For a taste of Mumbai's early history and an opportunity to view the city's skyline from the water (not to mention escape from the tumult of the streets), grab a ferry and head out to Elephanta Island, declared a UNESCO World Heritage Site in 1987. The hour-long trip also provides a good introduction to Hinduism; the guides on board describe the religious significance of what you're about to see, though the origins of the Shiva temple caves -- thought to date from the revivalist Hindu movement between A.D. 450 and 750 -- remain obscure.
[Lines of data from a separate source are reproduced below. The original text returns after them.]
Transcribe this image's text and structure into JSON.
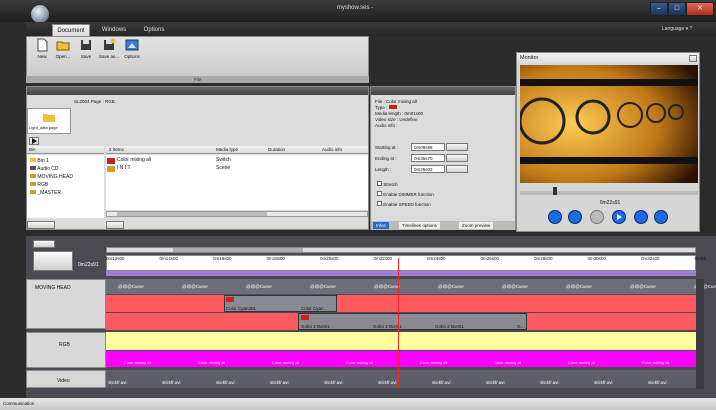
{
  "window": {
    "title": "myshow.ses -",
    "language": "Language",
    "help": "?"
  },
  "tabs": [
    "Document",
    "Windows",
    "Options"
  ],
  "ribbon": {
    "buttons": [
      "New",
      "Open...",
      "Save",
      "Save as...",
      "Options"
    ],
    "caption": "File"
  },
  "page_header": "SL2004 Page : RGB",
  "folder_label": "Light_data page",
  "bin": {
    "header": "Bin",
    "items": [
      "Bin 1",
      "Audio CD",
      "MOVING HEAD",
      "RGB",
      "_MASTER"
    ]
  },
  "items_table": {
    "columns": [
      "2 Items",
      "Media type",
      "Duration",
      "Audio info"
    ],
    "rows": [
      [
        "Color mixing all",
        "Switch",
        "",
        ""
      ],
      [
        "I N I T",
        "Scene",
        "",
        ""
      ]
    ]
  },
  "info": {
    "file": "File : Color mixing all",
    "type": "Type :",
    "media_length": "Media length : 0m01s00",
    "video_size": "Video size : Undefine",
    "audio_info": "Audio info :",
    "starting_label": "Starting at :",
    "starting_val": "0m09s68",
    "ending_label": "Ending at :",
    "ending_val": "0m35s70",
    "length_label": "Length :",
    "length_val": "0m26s02",
    "checks": [
      "Stretch",
      "Enable DIMMER function",
      "Enable SPEED function"
    ],
    "tabs": [
      "Infos",
      "Timelines options",
      "Zoom preview"
    ]
  },
  "monitor": {
    "title": "Monitor",
    "time": "0m22s91"
  },
  "timeline": {
    "current": "0m22s91",
    "ticks": [
      "0m12s00",
      "0m14s00",
      "0m16s00",
      "0m18s00",
      "0m20s00",
      "0m22s00",
      "0m24s00",
      "0m26s00",
      "0m28s00",
      "0m30s00",
      "0m32s00",
      "0m34"
    ],
    "tracks": {
      "moving_head": "MOVING HEAD",
      "rgb": "RGB",
      "video": "Video"
    },
    "curve": "@@@Curve",
    "clips": {
      "cyan1": "Color Cyan401",
      "cyan2": "Color Cyan...",
      "gobo": "Gobo 2 Burst1",
      "gobo_g": "G...",
      "mixing": "Color mixing all",
      "video": "stickfr.avi"
    }
  },
  "status": "Communication",
  "colors": {
    "red": "#ff5a5f",
    "yellow": "#ffff9e",
    "magenta": "#ff00ff",
    "grey": "#6e6e78",
    "cursor": "#ff2222"
  }
}
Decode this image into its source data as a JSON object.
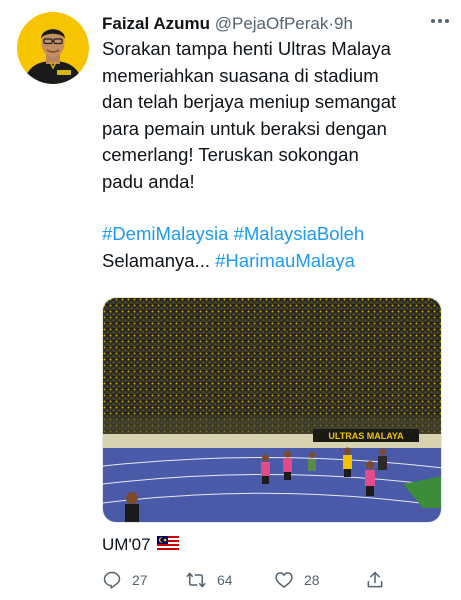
{
  "tweet": {
    "author_name": "Faizal Azumu",
    "handle": "@PejaOfPerak",
    "separator": "·",
    "time": "9h",
    "text_body": [
      "Sorakan tampa henti Ultras Malaya",
      "memeriahkan suasana di stadium",
      "dan telah berjaya meniup semangat",
      "para pemain untuk beraksi dengan",
      "cemerlang! Teruskan sokongan",
      "padu anda!"
    ],
    "hashtag_1": "#DemiMalaysia",
    "hashtag_2": "#MalaysiaBoleh",
    "selamanya": "Selamanya...",
    "hashtag_3": "#HarimauMalaya",
    "banner_text": "ULTRAS MALAYA",
    "footer_note": "UM'07"
  },
  "actions": {
    "replies": "27",
    "retweets": "64",
    "likes": "28"
  },
  "icons": [
    "more-icon",
    "reply-icon",
    "retweet-icon",
    "like-icon",
    "share-icon",
    "malaysia-flag-icon"
  ],
  "colors": {
    "accent": "#1d9bf0",
    "text": "#0f1419",
    "muted": "#536471",
    "crowd": "#2a2a1e",
    "jersey_yellow": "#f2c200",
    "track": "#4a5aa8",
    "pitch": "#3c8c3c"
  }
}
Entry is via the main northern entrance to a massive hall supported by large pillars, where the enormous Trimurti statue is housed. At 6 1/3m (21 ft.), the remarkable sculpture depicts Shiva in his three-headed aspect: as Creator (Vamadeva, facing right), Protector (Maheshmurti, the crowned face at the center), and Destroyer (Bhairadeva, facing left, with serpents for hair). Left of the Trimurti is Shiva as both male and female: Ardhanarishvara, an aspect suggesting the unity of all opposites. Other sculptures refer to specific actions of the god and events in Hindu mythology, but many were damaged or destroyed by the Portuguese, who apparently used the Hindu gods for target practice. It's practical to bring along a local guide (free) even though they rarely speak very good English. Watch listings for music and dance performances. Tip: Plan your trip so that you can witness sunset over the Mumbai skyline on your return journey, then pop into the Taj Mahal Hotel for a postculture cocktail. Note that music and dance festival performances are held here every year in February.